== Data under study ==

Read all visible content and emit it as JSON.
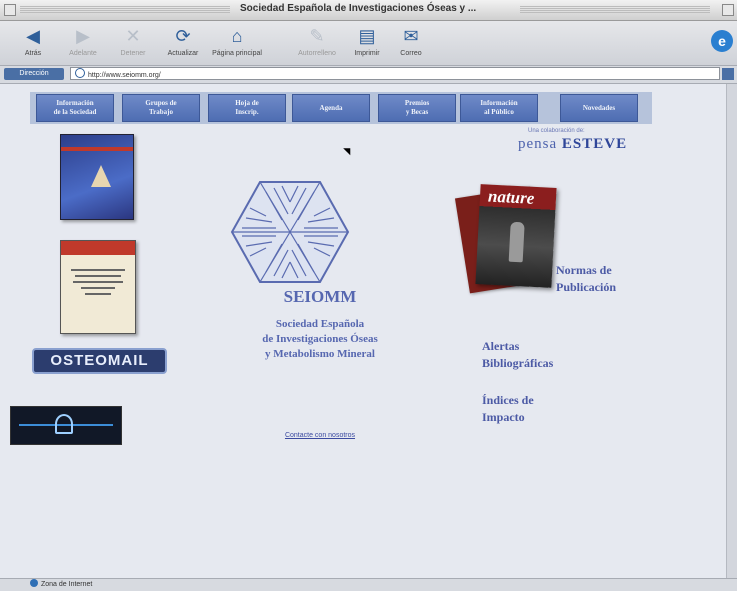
{
  "window": {
    "title": "Sociedad Española de Investigaciones Óseas y ..."
  },
  "toolbar": {
    "buttons": [
      {
        "label": "Atrás",
        "icon": "back-arrow-icon"
      },
      {
        "label": "Adelante",
        "icon": "forward-arrow-icon"
      },
      {
        "label": "Detener",
        "icon": "stop-icon"
      },
      {
        "label": "Actualizar",
        "icon": "refresh-icon"
      },
      {
        "label": "Página principal",
        "icon": "home-icon"
      },
      {
        "label": "Autorrelleno",
        "icon": "autofill-icon"
      },
      {
        "label": "Imprimir",
        "icon": "print-icon"
      },
      {
        "label": "Correo",
        "icon": "mail-icon"
      }
    ]
  },
  "address": {
    "label": "Dirección",
    "url": "http://www.seiomm.org/"
  },
  "nav": {
    "items": [
      "Información\nde la Sociedad",
      "Grupos de\nTrabajo",
      "Hoja de\nInscrip.",
      "Agenda",
      "Premios\ny Becas",
      "Información\nal Público",
      "Novedades"
    ]
  },
  "left": {
    "osteo_banner": "OSTEOMAIL"
  },
  "center": {
    "brand": "SEIOMM",
    "subtitle": [
      "Sociedad Española",
      "de Investigaciones Óseas",
      "y Metabolismo Mineral"
    ],
    "contact": "Contacte con nosotros"
  },
  "right": {
    "collab_small": "Una colaboración de:",
    "collab_brand_prefix": "pensa",
    "collab_brand_main": "ESTEVE",
    "journal": "nature",
    "links": {
      "normas": [
        "Normas de",
        "Publicación"
      ],
      "alertas": [
        "Alertas",
        "Bibliográficas"
      ],
      "indices": [
        "Índices de",
        "Impacto"
      ]
    }
  },
  "status": {
    "text": "Zona de Internet"
  },
  "colors": {
    "nav_button": "#5a78bb",
    "link_text": "#4c5aa5",
    "page_bg": "#e6e9f0"
  }
}
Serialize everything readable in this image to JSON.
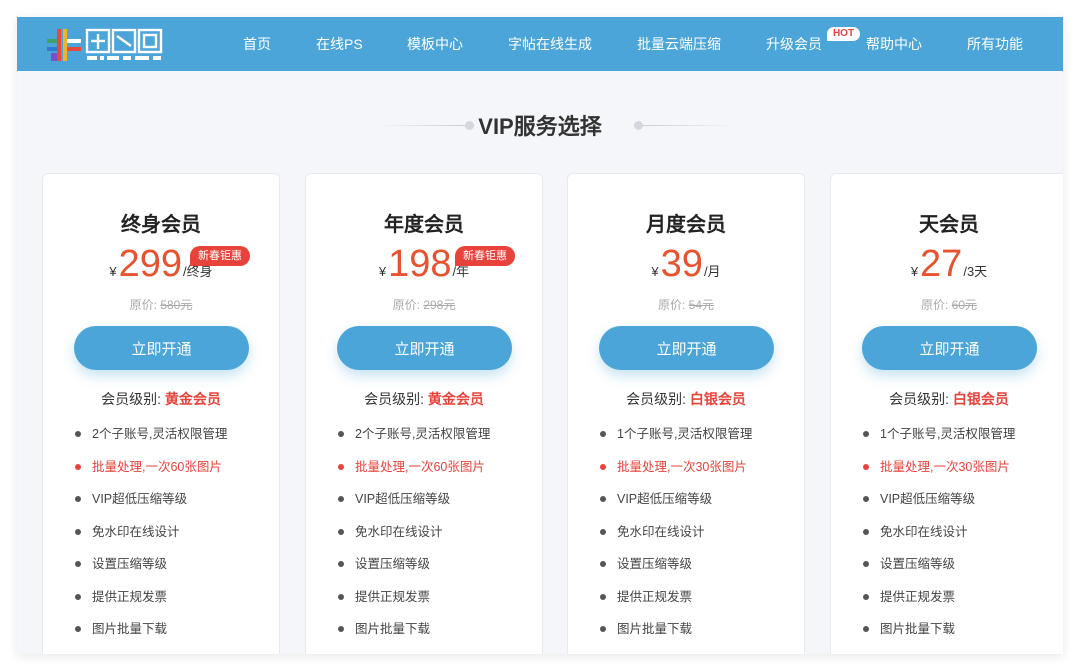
{
  "nav": {
    "items": [
      "首页",
      "在线PS",
      "模板中心",
      "字帖在线生成",
      "批量云端压缩",
      "升级会员",
      "帮助中心",
      "所有功能"
    ],
    "hot_badge": "HOT"
  },
  "section_title": "VIP服务选择",
  "colors": {
    "header": "#4ba5d8",
    "accent": "#e8532f",
    "highlight": "#e8433a"
  },
  "plans": [
    {
      "name": "终身会员",
      "currency": "¥",
      "price": "299",
      "period": "/终身",
      "promo": "新春钜惠",
      "orig_label": "原价: ",
      "orig_price": "580元",
      "cta": "立即开通",
      "level_label": "会员级别: ",
      "level": "黄金会员",
      "features": [
        "2个子账号,灵活权限管理",
        "批量处理,一次60张图片",
        "VIP超低压缩等级",
        "免水印在线设计",
        "设置压缩等级",
        "提供正规发票",
        "图片批量下载"
      ]
    },
    {
      "name": "年度会员",
      "currency": "¥",
      "price": "198",
      "period": "/年",
      "promo": "新春钜惠",
      "orig_label": "原价: ",
      "orig_price": "298元",
      "cta": "立即开通",
      "level_label": "会员级别: ",
      "level": "黄金会员",
      "features": [
        "2个子账号,灵活权限管理",
        "批量处理,一次60张图片",
        "VIP超低压缩等级",
        "免水印在线设计",
        "设置压缩等级",
        "提供正规发票",
        "图片批量下载"
      ]
    },
    {
      "name": "月度会员",
      "currency": "¥",
      "price": "39",
      "period": "/月",
      "promo": "",
      "orig_label": "原价: ",
      "orig_price": "54元",
      "cta": "立即开通",
      "level_label": "会员级别: ",
      "level": "白银会员",
      "features": [
        "1个子账号,灵活权限管理",
        "批量处理,一次30张图片",
        "VIP超低压缩等级",
        "免水印在线设计",
        "设置压缩等级",
        "提供正规发票",
        "图片批量下载"
      ]
    },
    {
      "name": "天会员",
      "currency": "¥",
      "price": "27",
      "period": "/3天",
      "promo": "",
      "orig_label": "原价: ",
      "orig_price": "60元",
      "cta": "立即开通",
      "level_label": "会员级别: ",
      "level": "白银会员",
      "features": [
        "1个子账号,灵活权限管理",
        "批量处理,一次30张图片",
        "VIP超低压缩等级",
        "免水印在线设计",
        "设置压缩等级",
        "提供正规发票",
        "图片批量下载"
      ]
    }
  ]
}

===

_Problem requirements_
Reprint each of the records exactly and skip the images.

_Your response_
Read all visible content and emit it as JSON.
{
  "window": {
    "title": "Sociedad Española de Investigaciones Óseas y ..."
  },
  "toolbar": {
    "buttons": [
      {
        "label": "Atrás",
        "icon": "back-arrow-icon"
      },
      {
        "label": "Adelante",
        "icon": "forward-arrow-icon"
      },
      {
        "label": "Detener",
        "icon": "stop-icon"
      },
      {
        "label": "Actualizar",
        "icon": "refresh-icon"
      },
      {
        "label": "Página principal",
        "icon": "home-icon"
      },
      {
        "label": "Autorrelleno",
        "icon": "autofill-icon"
      },
      {
        "label": "Imprimir",
        "icon": "print-icon"
      },
      {
        "label": "Correo",
        "icon": "mail-icon"
      }
    ]
  },
  "address": {
    "label": "Dirección",
    "url": "http://www.seiomm.org/"
  },
  "nav": {
    "items": [
      "Información\nde la Sociedad",
      "Grupos de\nTrabajo",
      "Hoja de\nInscrip.",
      "Agenda",
      "Premios\ny Becas",
      "Información\nal Público",
      "Novedades"
    ]
  },
  "left": {
    "osteo_banner": "OSTEOMAIL"
  },
  "center": {
    "brand": "SEIOMM",
    "subtitle": [
      "Sociedad Española",
      "de Investigaciones Óseas",
      "y Metabolismo Mineral"
    ],
    "contact": "Contacte con nosotros"
  },
  "right": {
    "collab_small": "Una colaboración de:",
    "collab_brand_prefix": "pensa",
    "collab_brand_main": "ESTEVE",
    "journal": "nature",
    "links": {
      "normas": [
        "Normas de",
        "Publicación"
      ],
      "alertas": [
        "Alertas",
        "Bibliográficas"
      ],
      "indices": [
        "Índices de",
        "Impacto"
      ]
    }
  },
  "status": {
    "text": "Zona de Internet"
  },
  "colors": {
    "nav_button": "#5a78bb",
    "link_text": "#4c5aa5",
    "page_bg": "#e6e9f0"
  }
}
Serialize everything readable in this image to JSON.
{
  "nav": {
    "items": [
      "首页",
      "在线PS",
      "模板中心",
      "字帖在线生成",
      "批量云端压缩",
      "升级会员",
      "帮助中心",
      "所有功能"
    ],
    "hot_badge": "HOT"
  },
  "section_title": "VIP服务选择",
  "colors": {
    "header": "#4ba5d8",
    "accent": "#e8532f",
    "highlight": "#e8433a"
  },
  "plans": [
    {
      "name": "终身会员",
      "currency": "¥",
      "price": "299",
      "period": "/终身",
      "promo": "新春钜惠",
      "orig_label": "原价: ",
      "orig_price": "580元",
      "cta": "立即开通",
      "level_label": "会员级别: ",
      "level": "黄金会员",
      "features": [
        "2个子账号,灵活权限管理",
        "批量处理,一次60张图片",
        "VIP超低压缩等级",
        "免水印在线设计",
        "设置压缩等级",
        "提供正规发票",
        "图片批量下载"
      ]
    },
    {
      "name": "年度会员",
      "currency": "¥",
      "price": "198",
      "period": "/年",
      "promo": "新春钜惠",
      "orig_label": "原价: ",
      "orig_price": "298元",
      "cta": "立即开通",
      "level_label": "会员级别: ",
      "level": "黄金会员",
      "features": [
        "2个子账号,灵活权限管理",
        "批量处理,一次60张图片",
        "VIP超低压缩等级",
        "免水印在线设计",
        "设置压缩等级",
        "提供正规发票",
        "图片批量下载"
      ]
    },
    {
      "name": "月度会员",
      "currency": "¥",
      "price": "39",
      "period": "/月",
      "promo": "",
      "orig_label": "原价: ",
      "orig_price": "54元",
      "cta": "立即开通",
      "level_label": "会员级别: ",
      "level": "白银会员",
      "features": [
        "1个子账号,灵活权限管理",
        "批量处理,一次30张图片",
        "VIP超低压缩等级",
        "免水印在线设计",
        "设置压缩等级",
        "提供正规发票",
        "图片批量下载"
      ]
    },
    {
      "name": "天会员",
      "currency": "¥",
      "price": "27",
      "period": "/3天",
      "promo": "",
      "orig_label": "原价: ",
      "orig_price": "60元",
      "cta": "立即开通",
      "level_label": "会员级别: ",
      "level": "白银会员",
      "features": [
        "1个子账号,灵活权限管理",
        "批量处理,一次30张图片",
        "VIP超低压缩等级",
        "免水印在线设计",
        "设置压缩等级",
        "提供正规发票",
        "图片批量下载"
      ]
    }
  ]
}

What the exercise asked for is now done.